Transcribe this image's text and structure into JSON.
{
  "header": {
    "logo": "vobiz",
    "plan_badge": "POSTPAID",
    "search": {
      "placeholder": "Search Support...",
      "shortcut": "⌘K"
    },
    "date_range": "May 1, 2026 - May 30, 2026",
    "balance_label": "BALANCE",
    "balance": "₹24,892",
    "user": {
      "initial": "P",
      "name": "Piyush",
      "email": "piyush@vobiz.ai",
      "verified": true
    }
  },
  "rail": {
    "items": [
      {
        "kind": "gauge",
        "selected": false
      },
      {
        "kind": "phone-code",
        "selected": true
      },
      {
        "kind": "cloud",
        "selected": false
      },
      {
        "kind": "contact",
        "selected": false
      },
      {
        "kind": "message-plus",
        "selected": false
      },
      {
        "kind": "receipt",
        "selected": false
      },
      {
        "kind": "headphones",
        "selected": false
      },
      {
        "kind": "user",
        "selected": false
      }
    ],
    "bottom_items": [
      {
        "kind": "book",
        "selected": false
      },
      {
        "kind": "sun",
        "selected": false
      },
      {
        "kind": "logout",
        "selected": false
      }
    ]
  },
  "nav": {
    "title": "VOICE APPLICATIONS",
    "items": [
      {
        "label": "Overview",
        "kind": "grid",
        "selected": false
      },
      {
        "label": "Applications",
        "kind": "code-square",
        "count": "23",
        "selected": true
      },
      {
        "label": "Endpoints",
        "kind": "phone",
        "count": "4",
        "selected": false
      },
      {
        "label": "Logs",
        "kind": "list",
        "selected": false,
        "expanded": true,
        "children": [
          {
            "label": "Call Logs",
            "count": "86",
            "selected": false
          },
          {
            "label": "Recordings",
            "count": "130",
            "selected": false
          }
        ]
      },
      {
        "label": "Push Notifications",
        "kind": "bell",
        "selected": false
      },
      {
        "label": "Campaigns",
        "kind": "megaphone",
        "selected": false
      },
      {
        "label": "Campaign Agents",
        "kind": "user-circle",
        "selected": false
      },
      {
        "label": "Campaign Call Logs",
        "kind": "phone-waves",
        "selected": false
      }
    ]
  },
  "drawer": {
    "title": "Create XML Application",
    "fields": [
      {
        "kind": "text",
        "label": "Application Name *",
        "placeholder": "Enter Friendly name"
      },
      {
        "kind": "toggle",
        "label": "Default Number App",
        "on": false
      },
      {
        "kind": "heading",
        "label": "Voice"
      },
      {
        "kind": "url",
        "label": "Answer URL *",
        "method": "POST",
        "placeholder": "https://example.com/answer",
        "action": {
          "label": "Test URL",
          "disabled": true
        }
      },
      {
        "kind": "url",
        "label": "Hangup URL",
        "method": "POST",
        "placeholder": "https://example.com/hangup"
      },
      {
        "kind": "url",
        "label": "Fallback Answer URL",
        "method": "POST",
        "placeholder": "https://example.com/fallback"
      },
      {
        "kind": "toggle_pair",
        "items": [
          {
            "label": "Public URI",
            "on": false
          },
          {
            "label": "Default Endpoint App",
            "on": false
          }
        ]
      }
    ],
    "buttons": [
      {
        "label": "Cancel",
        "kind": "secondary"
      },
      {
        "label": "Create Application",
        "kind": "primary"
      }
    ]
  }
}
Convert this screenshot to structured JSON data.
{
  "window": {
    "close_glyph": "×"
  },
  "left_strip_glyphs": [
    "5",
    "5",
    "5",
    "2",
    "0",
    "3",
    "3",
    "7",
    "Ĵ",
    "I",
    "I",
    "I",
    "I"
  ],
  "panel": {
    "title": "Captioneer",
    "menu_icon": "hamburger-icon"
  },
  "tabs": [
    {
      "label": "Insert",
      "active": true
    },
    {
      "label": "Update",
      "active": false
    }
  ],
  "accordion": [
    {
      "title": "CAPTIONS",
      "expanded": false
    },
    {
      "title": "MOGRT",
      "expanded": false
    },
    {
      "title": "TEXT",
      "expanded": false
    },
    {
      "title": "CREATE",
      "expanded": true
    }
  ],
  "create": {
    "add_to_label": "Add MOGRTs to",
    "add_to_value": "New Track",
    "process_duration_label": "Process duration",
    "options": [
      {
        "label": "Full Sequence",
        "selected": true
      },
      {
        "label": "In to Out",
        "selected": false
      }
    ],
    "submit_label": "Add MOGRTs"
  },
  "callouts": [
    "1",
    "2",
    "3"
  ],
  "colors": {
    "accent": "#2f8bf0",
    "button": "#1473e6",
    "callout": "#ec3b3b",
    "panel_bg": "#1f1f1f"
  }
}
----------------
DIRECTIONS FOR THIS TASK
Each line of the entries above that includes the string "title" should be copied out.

YOUR RESPONSE
    "title": "VOICE APPLICATIONS",
    "title": "Create XML Application",
    "title": "Captioneer",
      "title": "CAPTIONS",
      "title": "MOGRT",
      "title": "TEXT",
      "title": "CREATE",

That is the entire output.